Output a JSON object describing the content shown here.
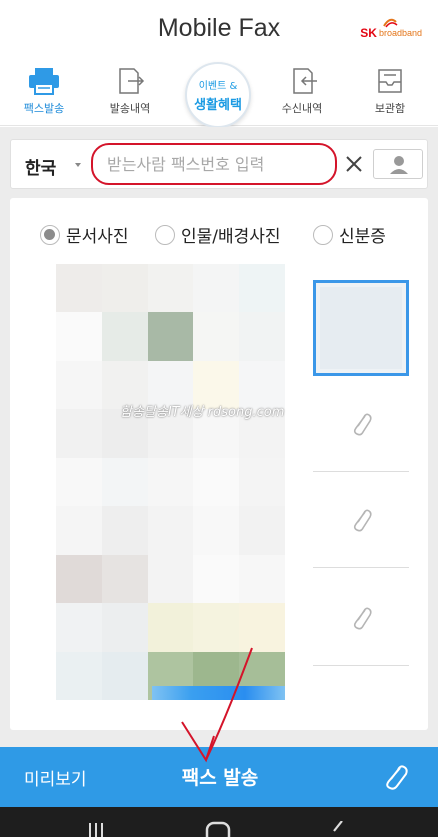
{
  "header": {
    "title": "Mobile Fax",
    "brand_sk": "SK",
    "brand_name": "broadband"
  },
  "nav": {
    "items": [
      {
        "label": "팩스발송",
        "icon": "printer-icon",
        "active": true
      },
      {
        "label": "발송내역",
        "icon": "send-history-icon",
        "active": false
      },
      {
        "label": "수신내역",
        "icon": "receive-history-icon",
        "active": false
      },
      {
        "label": "보관함",
        "icon": "archive-icon",
        "active": false
      }
    ],
    "event": {
      "line1": "이벤트 &",
      "line2": "생활혜택"
    }
  },
  "recipient": {
    "country": "한국",
    "placeholder": "받는사람 팩스번호 입력"
  },
  "photo_type": {
    "options": [
      "문서사진",
      "인물/배경사진",
      "신분증"
    ],
    "selected": "문서사진"
  },
  "watermark": "함송달송IT세상 rdsong.com",
  "bottom": {
    "preview_label": "미리보기",
    "send_label": "팩스 발송"
  },
  "colors": {
    "accent": "#2f9ae6",
    "nav_active": "#1c8ad9",
    "highlight_red": "#d4142a"
  }
}
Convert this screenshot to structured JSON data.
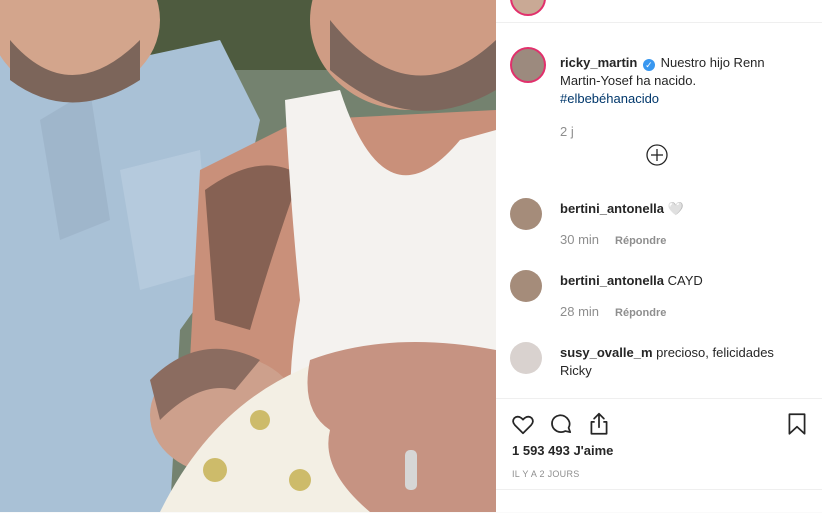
{
  "post": {
    "author": "ricky_martin",
    "caption": "Nuestro hijo Renn Martin-Yosef ha nacido.",
    "hashtag": "#elbebéhanacido",
    "age": "2 j"
  },
  "comments": [
    {
      "user": "bertini_antonella",
      "text": "🤍",
      "time": "30 min",
      "reply": "Répondre"
    },
    {
      "user": "bertini_antonella",
      "text": "CAYD",
      "time": "28 min",
      "reply": "Répondre"
    },
    {
      "user": "susy_ovalle_m",
      "text": "precioso, felicidades Ricky"
    }
  ],
  "footer": {
    "likes": "1 593 493 J'aime",
    "date": "IL Y A 2 JOURS"
  },
  "icons": [
    "verified-badge-icon",
    "load-more-icon",
    "heart-icon",
    "comment-icon",
    "share-icon",
    "bookmark-icon"
  ],
  "colors": {
    "accent": "#3897f0",
    "hashtag": "#00376b",
    "muted": "#8e8e8e"
  }
}
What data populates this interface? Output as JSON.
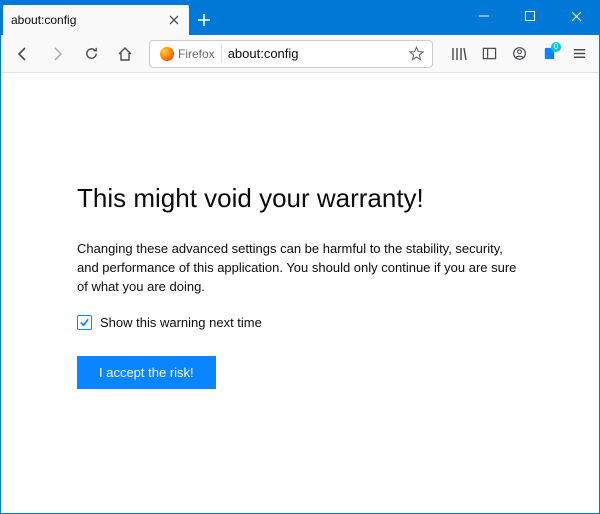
{
  "tab": {
    "title": "about:config"
  },
  "window_controls": {
    "minimize": "minimize",
    "maximize": "maximize",
    "close": "close"
  },
  "nav": {
    "identity_label": "Firefox",
    "url": "about:config"
  },
  "toolbar": {
    "notification_count": "0"
  },
  "warning": {
    "heading": "This might void your warranty!",
    "description": "Changing these advanced settings can be harmful to the stability, security, and performance of this application. You should only continue if you are sure of what you are doing.",
    "checkbox_label": "Show this warning next time",
    "checkbox_checked": true,
    "accept_button": "I accept the risk!"
  }
}
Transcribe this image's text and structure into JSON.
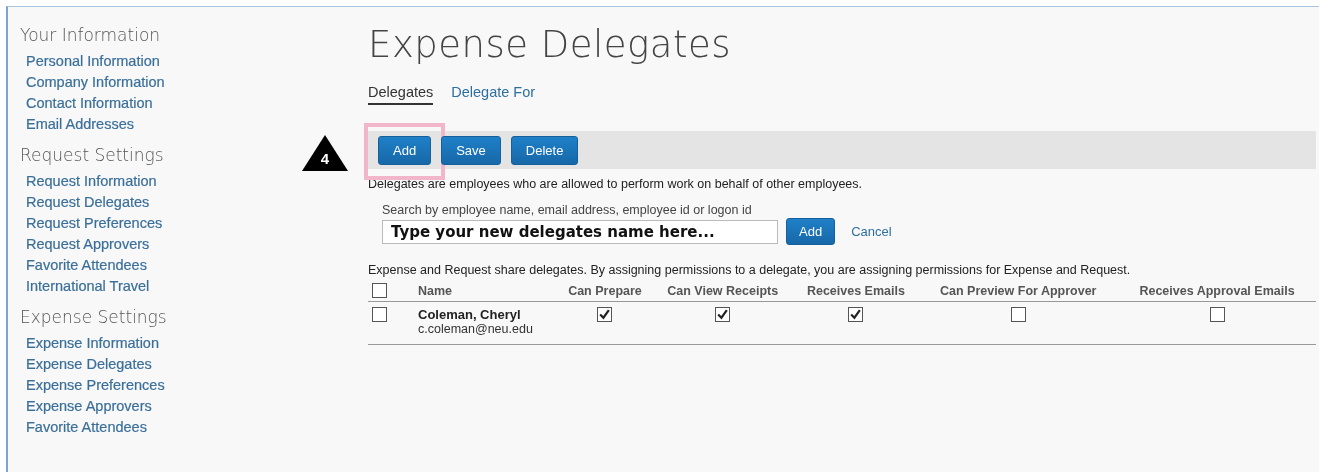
{
  "sidebar": {
    "sections": [
      {
        "heading": "Your Information",
        "items": [
          "Personal Information",
          "Company Information",
          "Contact Information",
          "Email Addresses"
        ]
      },
      {
        "heading": "Request Settings",
        "items": [
          "Request Information",
          "Request Delegates",
          "Request Preferences",
          "Request Approvers",
          "Favorite Attendees",
          "International Travel"
        ]
      },
      {
        "heading": "Expense Settings",
        "items": [
          "Expense Information",
          "Expense Delegates",
          "Expense Preferences",
          "Expense Approvers",
          "Favorite Attendees"
        ]
      }
    ]
  },
  "page": {
    "title": "Expense Delegates"
  },
  "tabs": [
    {
      "label": "Delegates",
      "selected": true
    },
    {
      "label": "Delegate For",
      "selected": false
    }
  ],
  "step_badge": "4",
  "toolbar": {
    "buttons": [
      {
        "label": "Add",
        "highlighted": true
      },
      {
        "label": "Save",
        "highlighted": false
      },
      {
        "label": "Delete",
        "highlighted": false
      }
    ]
  },
  "intro": "Delegates are employees who are allowed to perform work on behalf of other employees.",
  "search": {
    "label": "Search by employee name, email address, employee id or logon id",
    "value": "Type your new delegates name here...",
    "add_button": "Add",
    "cancel_link": "Cancel"
  },
  "note": "Expense and Request share delegates. By assigning permissions to a delegate, you are assigning permissions for Expense and Request.",
  "table": {
    "select_all_checked": false,
    "columns": [
      "Name",
      "Can Prepare",
      "Can View Receipts",
      "Receives Emails",
      "Can Preview For Approver",
      "Receives Approval Emails"
    ],
    "rows": [
      {
        "selected": false,
        "name": "Coleman, Cheryl",
        "email": "c.coleman@neu.edu",
        "permissions": [
          true,
          true,
          true,
          false,
          false
        ]
      }
    ]
  }
}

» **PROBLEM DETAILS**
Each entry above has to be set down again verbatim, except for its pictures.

» **FINISHED TASK**
Output a JSON object describing the content shown here.
{
  "header": {
    "title": "Mobile Fax",
    "brand_sk": "SK",
    "brand_name": "broadband"
  },
  "nav": {
    "items": [
      {
        "label": "팩스발송",
        "icon": "printer-icon",
        "active": true
      },
      {
        "label": "발송내역",
        "icon": "send-history-icon",
        "active": false
      },
      {
        "label": "수신내역",
        "icon": "receive-history-icon",
        "active": false
      },
      {
        "label": "보관함",
        "icon": "archive-icon",
        "active": false
      }
    ],
    "event": {
      "line1": "이벤트 &",
      "line2": "생활혜택"
    }
  },
  "recipient": {
    "country": "한국",
    "placeholder": "받는사람 팩스번호 입력"
  },
  "photo_type": {
    "options": [
      "문서사진",
      "인물/배경사진",
      "신분증"
    ],
    "selected": "문서사진"
  },
  "watermark": "함송달송IT세상 rdsong.com",
  "bottom": {
    "preview_label": "미리보기",
    "send_label": "팩스 발송"
  },
  "colors": {
    "accent": "#2f9ae6",
    "nav_active": "#1c8ad9",
    "highlight_red": "#d4142a"
  }
}
Convert this screenshot to structured JSON data.
{
  "post": {
    "author": "ricky_martin",
    "caption": "Nuestro hijo Renn Martin-Yosef ha nacido.",
    "hashtag": "#elbebéhanacido",
    "age": "2 j"
  },
  "comments": [
    {
      "user": "bertini_antonella",
      "text": "🤍",
      "time": "30 min",
      "reply": "Répondre"
    },
    {
      "user": "bertini_antonella",
      "text": "CAYD",
      "time": "28 min",
      "reply": "Répondre"
    },
    {
      "user": "susy_ovalle_m",
      "text": "precioso, felicidades Ricky"
    }
  ],
  "footer": {
    "likes": "1 593 493 J'aime",
    "date": "IL Y A 2 JOURS"
  },
  "icons": [
    "verified-badge-icon",
    "load-more-icon",
    "heart-icon",
    "comment-icon",
    "share-icon",
    "bookmark-icon"
  ],
  "colors": {
    "accent": "#3897f0",
    "hashtag": "#00376b",
    "muted": "#8e8e8e"
  }
}
What data populates this interface? Output as JSON.
{
  "tab": {
    "title": "about:config"
  },
  "window_controls": {
    "minimize": "minimize",
    "maximize": "maximize",
    "close": "close"
  },
  "nav": {
    "identity_label": "Firefox",
    "url": "about:config"
  },
  "toolbar": {
    "notification_count": "0"
  },
  "warning": {
    "heading": "This might void your warranty!",
    "description": "Changing these advanced settings can be harmful to the stability, security, and performance of this application. You should only continue if you are sure of what you are doing.",
    "checkbox_label": "Show this warning next time",
    "checkbox_checked": true,
    "accept_button": "I accept the risk!"
  }
}
Transcribe this image's text and structure into JSON.
{
  "sidebar": {
    "sections": [
      {
        "heading": "Your Information",
        "items": [
          "Personal Information",
          "Company Information",
          "Contact Information",
          "Email Addresses"
        ]
      },
      {
        "heading": "Request Settings",
        "items": [
          "Request Information",
          "Request Delegates",
          "Request Preferences",
          "Request Approvers",
          "Favorite Attendees",
          "International Travel"
        ]
      },
      {
        "heading": "Expense Settings",
        "items": [
          "Expense Information",
          "Expense Delegates",
          "Expense Preferences",
          "Expense Approvers",
          "Favorite Attendees"
        ]
      }
    ]
  },
  "page": {
    "title": "Expense Delegates"
  },
  "tabs": [
    {
      "label": "Delegates",
      "selected": true
    },
    {
      "label": "Delegate For",
      "selected": false
    }
  ],
  "step_badge": "4",
  "toolbar": {
    "buttons": [
      {
        "label": "Add",
        "highlighted": true
      },
      {
        "label": "Save",
        "highlighted": false
      },
      {
        "label": "Delete",
        "highlighted": false
      }
    ]
  },
  "intro": "Delegates are employees who are allowed to perform work on behalf of other employees.",
  "search": {
    "label": "Search by employee name, email address, employee id or logon id",
    "value": "Type your new delegates name here...",
    "add_button": "Add",
    "cancel_link": "Cancel"
  },
  "note": "Expense and Request share delegates. By assigning permissions to a delegate, you are assigning permissions for Expense and Request.",
  "table": {
    "select_all_checked": false,
    "columns": [
      "Name",
      "Can Prepare",
      "Can View Receipts",
      "Receives Emails",
      "Can Preview For Approver",
      "Receives Approval Emails"
    ],
    "rows": [
      {
        "selected": false,
        "name": "Coleman, Cheryl",
        "email": "c.coleman@neu.edu",
        "permissions": [
          true,
          true,
          true,
          false,
          false
        ]
      }
    ]
  }
}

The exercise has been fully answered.